A FARM near St Davids welcomed a local Welsh Assembly visitor recently and giving an insight into its Organic Community Agriculture scheme.

Preseli Pembrokeshire AM Paul Davies found out more about the scheme running at Caerhys Farm and how it works in practice.

Volunteers work together to grow seasonal produce and then that produce is distributed amongst its members. Sharers pay a monthly membership, and once a week visit the farm or the nearest pick-up point to collect their share of the produce.

Mr Davies said: “Community Supported Agriculture is certainly on the rise across the UK and so I was delighted to visit Caerhys Farm to learn more about the Farm’s Organic Community Agriculture scheme. It’s very much a partnership in which the responsibilities, risks and rewards of farming are shared and there a number of benefits to farming this way, as it connects the farm with the local community and also has a positive impact on the wellbeing of those involved. Indeed, this style of farming could be good for the sustainability of farming as an industry in the future and it’s great to see this activity taking place here in Pembrokeshire.”

The scheme has improved the farm's fortunes as well as helping the family behind it continue their work on the land.

Gerald Miles runs the farm and has said that the concept behind the scheme is based on "mutual benefit and shared risk".

Caerhys Organic Community Agriculture started life in March 2010 with a small group of people including farmer Gerald Miles and founding members Val & Wyn Buick, Gill Lewis, Jacki Sime, Ailsa Buick, Darren Gibbs and Rupert Dunn.

Gerald wanted to secure a sustainable future for his farm and the founding members supported him in achieving this through the Community Support Agriculture (CSA) model.

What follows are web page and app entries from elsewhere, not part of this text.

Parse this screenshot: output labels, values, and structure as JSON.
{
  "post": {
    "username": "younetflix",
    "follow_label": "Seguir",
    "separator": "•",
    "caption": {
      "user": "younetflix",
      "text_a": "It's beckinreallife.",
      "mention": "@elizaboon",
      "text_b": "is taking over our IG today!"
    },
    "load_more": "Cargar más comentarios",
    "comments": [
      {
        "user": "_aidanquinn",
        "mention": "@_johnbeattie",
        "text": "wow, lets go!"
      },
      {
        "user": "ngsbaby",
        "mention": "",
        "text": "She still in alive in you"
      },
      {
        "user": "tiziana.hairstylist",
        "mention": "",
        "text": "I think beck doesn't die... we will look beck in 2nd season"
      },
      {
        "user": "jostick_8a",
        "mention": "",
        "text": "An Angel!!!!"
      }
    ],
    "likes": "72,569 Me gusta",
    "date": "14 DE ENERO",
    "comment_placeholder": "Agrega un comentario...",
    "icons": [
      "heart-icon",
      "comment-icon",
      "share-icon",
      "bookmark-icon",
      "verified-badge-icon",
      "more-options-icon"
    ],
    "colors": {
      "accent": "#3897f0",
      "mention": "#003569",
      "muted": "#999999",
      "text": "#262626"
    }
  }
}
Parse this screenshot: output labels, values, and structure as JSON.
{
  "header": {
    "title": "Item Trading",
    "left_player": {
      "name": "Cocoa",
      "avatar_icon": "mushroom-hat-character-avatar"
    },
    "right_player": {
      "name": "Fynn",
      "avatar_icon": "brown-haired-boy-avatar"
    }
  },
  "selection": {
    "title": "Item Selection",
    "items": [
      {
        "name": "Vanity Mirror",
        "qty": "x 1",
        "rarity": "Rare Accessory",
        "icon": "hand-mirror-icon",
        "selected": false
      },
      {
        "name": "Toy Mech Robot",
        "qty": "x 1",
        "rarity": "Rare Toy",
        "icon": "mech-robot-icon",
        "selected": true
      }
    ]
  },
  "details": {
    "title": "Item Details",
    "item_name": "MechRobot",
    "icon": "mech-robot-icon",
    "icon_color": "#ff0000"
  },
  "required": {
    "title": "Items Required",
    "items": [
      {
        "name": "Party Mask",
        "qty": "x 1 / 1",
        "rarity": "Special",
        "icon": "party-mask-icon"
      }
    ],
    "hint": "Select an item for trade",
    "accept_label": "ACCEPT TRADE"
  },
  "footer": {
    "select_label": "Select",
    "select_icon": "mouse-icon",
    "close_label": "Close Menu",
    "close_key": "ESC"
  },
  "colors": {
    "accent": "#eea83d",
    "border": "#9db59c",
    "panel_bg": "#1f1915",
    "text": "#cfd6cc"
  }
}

Mr Davies added: “As a result of this type of farming, Gerald Miles’ son Carwyn was able to return to the family farm and receive a wage as a grower and so it’s crucial that farmers across Wales recognise the impact that this style of farming could have on the future of family run farms. Of course, the volunteers work together on the land directly managing the produce and maintaining a sustainable local partnership that’s not just good for their health, but for their wellbeing too – and so the benefits of this farming is clear for all to see. Therefore, I sincerely wish the scheme well and look forward to hearing it go from strength to strength in the future. For more information on this farm and how it operates, please visit coca-csa.org.”